Read the listing below and copy out every line that holds "title".

*** Begin section ***

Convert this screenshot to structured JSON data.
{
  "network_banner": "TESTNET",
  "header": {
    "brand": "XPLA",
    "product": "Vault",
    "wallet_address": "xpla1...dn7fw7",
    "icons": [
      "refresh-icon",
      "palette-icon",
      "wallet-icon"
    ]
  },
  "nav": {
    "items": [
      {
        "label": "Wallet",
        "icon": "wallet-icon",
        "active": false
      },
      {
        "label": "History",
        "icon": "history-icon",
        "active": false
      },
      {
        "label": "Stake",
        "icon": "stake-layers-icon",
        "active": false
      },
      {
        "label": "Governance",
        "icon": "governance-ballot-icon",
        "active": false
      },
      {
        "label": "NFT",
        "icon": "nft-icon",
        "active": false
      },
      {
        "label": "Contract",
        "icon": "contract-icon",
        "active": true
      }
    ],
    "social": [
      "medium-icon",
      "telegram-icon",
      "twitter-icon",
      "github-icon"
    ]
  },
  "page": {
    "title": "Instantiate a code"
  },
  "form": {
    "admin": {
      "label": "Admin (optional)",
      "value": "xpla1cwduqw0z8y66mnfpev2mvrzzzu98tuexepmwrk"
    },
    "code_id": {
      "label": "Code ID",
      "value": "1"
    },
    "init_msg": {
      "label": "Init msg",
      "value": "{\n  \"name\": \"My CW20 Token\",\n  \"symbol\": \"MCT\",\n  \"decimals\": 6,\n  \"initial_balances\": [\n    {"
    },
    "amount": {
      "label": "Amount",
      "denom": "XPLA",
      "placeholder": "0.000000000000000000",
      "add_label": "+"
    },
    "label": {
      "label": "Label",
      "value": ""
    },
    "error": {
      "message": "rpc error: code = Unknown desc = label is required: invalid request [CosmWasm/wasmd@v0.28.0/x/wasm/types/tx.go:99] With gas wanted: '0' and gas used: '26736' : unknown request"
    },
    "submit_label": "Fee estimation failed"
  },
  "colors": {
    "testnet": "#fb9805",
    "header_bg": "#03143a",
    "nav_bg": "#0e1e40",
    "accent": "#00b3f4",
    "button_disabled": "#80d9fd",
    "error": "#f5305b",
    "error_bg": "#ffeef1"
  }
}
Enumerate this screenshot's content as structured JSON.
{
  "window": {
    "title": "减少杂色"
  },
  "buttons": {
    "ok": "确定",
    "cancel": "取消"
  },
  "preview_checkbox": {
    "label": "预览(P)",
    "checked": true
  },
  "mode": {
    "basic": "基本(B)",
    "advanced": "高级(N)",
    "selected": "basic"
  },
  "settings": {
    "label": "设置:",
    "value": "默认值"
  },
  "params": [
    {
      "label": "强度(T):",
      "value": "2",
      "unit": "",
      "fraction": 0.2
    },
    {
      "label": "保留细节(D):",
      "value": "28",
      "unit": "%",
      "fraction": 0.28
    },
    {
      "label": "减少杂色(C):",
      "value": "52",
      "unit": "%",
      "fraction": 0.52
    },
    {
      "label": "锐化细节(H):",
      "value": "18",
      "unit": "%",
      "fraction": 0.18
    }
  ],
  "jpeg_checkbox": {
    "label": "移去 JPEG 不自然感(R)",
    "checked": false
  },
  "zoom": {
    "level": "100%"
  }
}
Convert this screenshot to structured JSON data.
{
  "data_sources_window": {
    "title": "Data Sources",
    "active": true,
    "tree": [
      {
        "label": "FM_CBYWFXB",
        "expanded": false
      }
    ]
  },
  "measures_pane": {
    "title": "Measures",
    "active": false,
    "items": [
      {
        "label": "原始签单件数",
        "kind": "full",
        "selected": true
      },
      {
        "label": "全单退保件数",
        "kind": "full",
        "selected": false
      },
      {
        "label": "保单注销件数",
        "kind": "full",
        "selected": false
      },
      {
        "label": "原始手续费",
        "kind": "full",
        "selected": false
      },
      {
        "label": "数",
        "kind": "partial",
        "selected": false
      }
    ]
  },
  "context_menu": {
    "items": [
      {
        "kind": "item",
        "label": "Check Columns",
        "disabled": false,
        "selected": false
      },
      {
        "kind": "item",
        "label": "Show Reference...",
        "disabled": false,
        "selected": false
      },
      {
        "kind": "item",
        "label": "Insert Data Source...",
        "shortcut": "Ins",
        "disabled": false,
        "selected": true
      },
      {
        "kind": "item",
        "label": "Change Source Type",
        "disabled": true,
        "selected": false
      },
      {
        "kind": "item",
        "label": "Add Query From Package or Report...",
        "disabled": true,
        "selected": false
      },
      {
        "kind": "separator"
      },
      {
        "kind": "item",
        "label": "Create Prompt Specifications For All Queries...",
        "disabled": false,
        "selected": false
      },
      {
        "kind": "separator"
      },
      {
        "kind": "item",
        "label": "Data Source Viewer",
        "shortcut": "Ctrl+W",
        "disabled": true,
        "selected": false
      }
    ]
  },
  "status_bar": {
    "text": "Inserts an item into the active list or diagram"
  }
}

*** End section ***

▶ _SOLUTION FOR THIS TASK_:
    "title": "Instantiate a code"
    "title": "减少杂色"
    "title": "Data Sources",
    "title": "Measures",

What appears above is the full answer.